# Task item
Make an exact copy of all the data.

Dataset rows describing interfaces:
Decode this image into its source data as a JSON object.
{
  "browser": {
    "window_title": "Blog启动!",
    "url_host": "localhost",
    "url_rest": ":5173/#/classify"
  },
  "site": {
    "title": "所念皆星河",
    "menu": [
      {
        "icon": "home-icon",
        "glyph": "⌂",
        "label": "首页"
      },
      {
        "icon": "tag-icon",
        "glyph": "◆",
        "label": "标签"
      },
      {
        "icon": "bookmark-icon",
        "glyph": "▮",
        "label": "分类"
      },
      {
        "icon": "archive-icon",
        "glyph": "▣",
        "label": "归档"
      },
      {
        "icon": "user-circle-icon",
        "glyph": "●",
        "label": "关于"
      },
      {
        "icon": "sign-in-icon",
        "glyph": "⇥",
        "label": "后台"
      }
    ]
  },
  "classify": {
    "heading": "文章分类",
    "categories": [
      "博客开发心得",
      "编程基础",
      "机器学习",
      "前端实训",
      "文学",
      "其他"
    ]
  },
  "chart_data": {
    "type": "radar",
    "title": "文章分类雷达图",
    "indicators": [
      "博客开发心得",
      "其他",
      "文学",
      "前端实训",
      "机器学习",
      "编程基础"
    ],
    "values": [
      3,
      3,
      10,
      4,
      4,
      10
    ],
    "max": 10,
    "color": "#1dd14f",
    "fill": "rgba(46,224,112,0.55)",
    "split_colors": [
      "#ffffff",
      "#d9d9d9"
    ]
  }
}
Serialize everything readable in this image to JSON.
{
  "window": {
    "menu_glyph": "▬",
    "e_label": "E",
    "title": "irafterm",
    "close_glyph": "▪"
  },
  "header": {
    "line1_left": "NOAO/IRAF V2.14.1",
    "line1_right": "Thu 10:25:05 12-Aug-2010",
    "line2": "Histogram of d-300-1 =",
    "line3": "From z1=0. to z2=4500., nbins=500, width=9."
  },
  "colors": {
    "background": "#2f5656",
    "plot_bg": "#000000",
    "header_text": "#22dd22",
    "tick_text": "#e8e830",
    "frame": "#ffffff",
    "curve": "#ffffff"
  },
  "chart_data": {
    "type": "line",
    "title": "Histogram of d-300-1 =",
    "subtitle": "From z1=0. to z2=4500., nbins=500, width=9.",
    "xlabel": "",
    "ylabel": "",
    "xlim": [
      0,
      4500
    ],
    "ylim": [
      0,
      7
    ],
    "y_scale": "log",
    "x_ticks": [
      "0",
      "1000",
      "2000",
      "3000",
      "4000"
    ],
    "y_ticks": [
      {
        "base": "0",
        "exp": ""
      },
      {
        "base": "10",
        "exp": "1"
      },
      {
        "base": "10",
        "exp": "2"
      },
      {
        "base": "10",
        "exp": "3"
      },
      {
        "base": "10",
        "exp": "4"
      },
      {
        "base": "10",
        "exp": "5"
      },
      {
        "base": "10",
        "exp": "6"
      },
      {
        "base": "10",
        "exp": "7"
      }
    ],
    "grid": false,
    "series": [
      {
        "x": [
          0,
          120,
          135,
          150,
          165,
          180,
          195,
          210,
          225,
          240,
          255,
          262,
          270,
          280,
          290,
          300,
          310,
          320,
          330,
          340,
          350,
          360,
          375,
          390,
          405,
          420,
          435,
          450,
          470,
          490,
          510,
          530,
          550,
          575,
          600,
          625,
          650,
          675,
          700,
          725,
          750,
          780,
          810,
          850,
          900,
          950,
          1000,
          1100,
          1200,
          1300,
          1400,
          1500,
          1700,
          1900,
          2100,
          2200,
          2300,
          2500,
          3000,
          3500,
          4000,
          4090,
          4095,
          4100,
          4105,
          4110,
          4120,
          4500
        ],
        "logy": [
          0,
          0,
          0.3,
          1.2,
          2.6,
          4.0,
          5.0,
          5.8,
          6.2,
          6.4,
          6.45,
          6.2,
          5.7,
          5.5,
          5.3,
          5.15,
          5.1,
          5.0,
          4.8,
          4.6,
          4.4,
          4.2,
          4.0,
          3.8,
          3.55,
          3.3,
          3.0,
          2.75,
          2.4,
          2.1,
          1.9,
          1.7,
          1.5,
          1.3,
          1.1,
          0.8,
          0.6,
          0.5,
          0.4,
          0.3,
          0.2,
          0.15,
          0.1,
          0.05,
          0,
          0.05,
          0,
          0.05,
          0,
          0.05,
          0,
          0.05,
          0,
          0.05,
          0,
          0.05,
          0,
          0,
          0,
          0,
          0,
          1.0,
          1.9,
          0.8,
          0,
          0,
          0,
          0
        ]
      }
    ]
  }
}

# Task answer
Decode this image into its source data as a JSON object.
{
  "browser": {
    "window_title": "Blog启动!",
    "url_host": "localhost",
    "url_rest": ":5173/#/classify"
  },
  "site": {
    "title": "所念皆星河",
    "menu": [
      {
        "icon": "home-icon",
        "glyph": "⌂",
        "label": "首页"
      },
      {
        "icon": "tag-icon",
        "glyph": "◆",
        "label": "标签"
      },
      {
        "icon": "bookmark-icon",
        "glyph": "▮",
        "label": "分类"
      },
      {
        "icon": "archive-icon",
        "glyph": "▣",
        "label": "归档"
      },
      {
        "icon": "user-circle-icon",
        "glyph": "●",
        "label": "关于"
      },
      {
        "icon": "sign-in-icon",
        "glyph": "⇥",
        "label": "后台"
      }
    ]
  },
  "classify": {
    "heading": "文章分类",
    "categories": [
      "博客开发心得",
      "编程基础",
      "机器学习",
      "前端实训",
      "文学",
      "其他"
    ]
  },
  "chart_data": {
    "type": "radar",
    "title": "文章分类雷达图",
    "indicators": [
      "博客开发心得",
      "其他",
      "文学",
      "前端实训",
      "机器学习",
      "编程基础"
    ],
    "values": [
      3,
      3,
      10,
      4,
      4,
      10
    ],
    "max": 10,
    "color": "#1dd14f",
    "fill": "rgba(46,224,112,0.55)",
    "split_colors": [
      "#ffffff",
      "#d9d9d9"
    ]
  }
}
Serialize everything readable in this image to JSON.
{
  "window": {
    "menu_glyph": "▬",
    "e_label": "E",
    "title": "irafterm",
    "close_glyph": "▪"
  },
  "header": {
    "line1_left": "NOAO/IRAF V2.14.1",
    "line1_right": "Thu 10:25:05 12-Aug-2010",
    "line2": "Histogram of d-300-1 =",
    "line3": "From z1=0. to z2=4500., nbins=500, width=9."
  },
  "colors": {
    "background": "#2f5656",
    "plot_bg": "#000000",
    "header_text": "#22dd22",
    "tick_text": "#e8e830",
    "frame": "#ffffff",
    "curve": "#ffffff"
  },
  "chart_data": {
    "type": "line",
    "title": "Histogram of d-300-1 =",
    "subtitle": "From z1=0. to z2=4500., nbins=500, width=9.",
    "xlabel": "",
    "ylabel": "",
    "xlim": [
      0,
      4500
    ],
    "ylim": [
      0,
      7
    ],
    "y_scale": "log",
    "x_ticks": [
      "0",
      "1000",
      "2000",
      "3000",
      "4000"
    ],
    "y_ticks": [
      {
        "base": "0",
        "exp": ""
      },
      {
        "base": "10",
        "exp": "1"
      },
      {
        "base": "10",
        "exp": "2"
      },
      {
        "base": "10",
        "exp": "3"
      },
      {
        "base": "10",
        "exp": "4"
      },
      {
        "base": "10",
        "exp": "5"
      },
      {
        "base": "10",
        "exp": "6"
      },
      {
        "base": "10",
        "exp": "7"
      }
    ],
    "grid": false,
    "series": [
      {
        "x": [
          0,
          120,
          135,
          150,
          165,
          180,
          195,
          210,
          225,
          240,
          255,
          262,
          270,
          280,
          290,
          300,
          310,
          320,
          330,
          340,
          350,
          360,
          375,
          390,
          405,
          420,
          435,
          450,
          470,
          490,
          510,
          530,
          550,
          575,
          600,
          625,
          650,
          675,
          700,
          725,
          750,
          780,
          810,
          850,
          900,
          950,
          1000,
          1100,
          1200,
          1300,
          1400,
          1500,
          1700,
          1900,
          2100,
          2200,
          2300,
          2500,
          3000,
          3500,
          4000,
          4090,
          4095,
          4100,
          4105,
          4110,
          4120,
          4500
        ],
        "logy": [
          0,
          0,
          0.3,
          1.2,
          2.6,
          4.0,
          5.0,
          5.8,
          6.2,
          6.4,
          6.45,
          6.2,
          5.7,
          5.5,
          5.3,
          5.15,
          5.1,
          5.0,
          4.8,
          4.6,
          4.4,
          4.2,
          4.0,
          3.8,
          3.55,
          3.3,
          3.0,
          2.75,
          2.4,
          2.1,
          1.9,
          1.7,
          1.5,
          1.3,
          1.1,
          0.8,
          0.6,
          0.5,
          0.4,
          0.3,
          0.2,
          0.15,
          0.1,
          0.05,
          0,
          0.05,
          0,
          0.05,
          0,
          0.05,
          0,
          0.05,
          0,
          0.05,
          0,
          0.05,
          0,
          0,
          0,
          0,
          0,
          1.0,
          1.9,
          0.8,
          0,
          0,
          0,
          0
        ]
      }
    ]
  }
}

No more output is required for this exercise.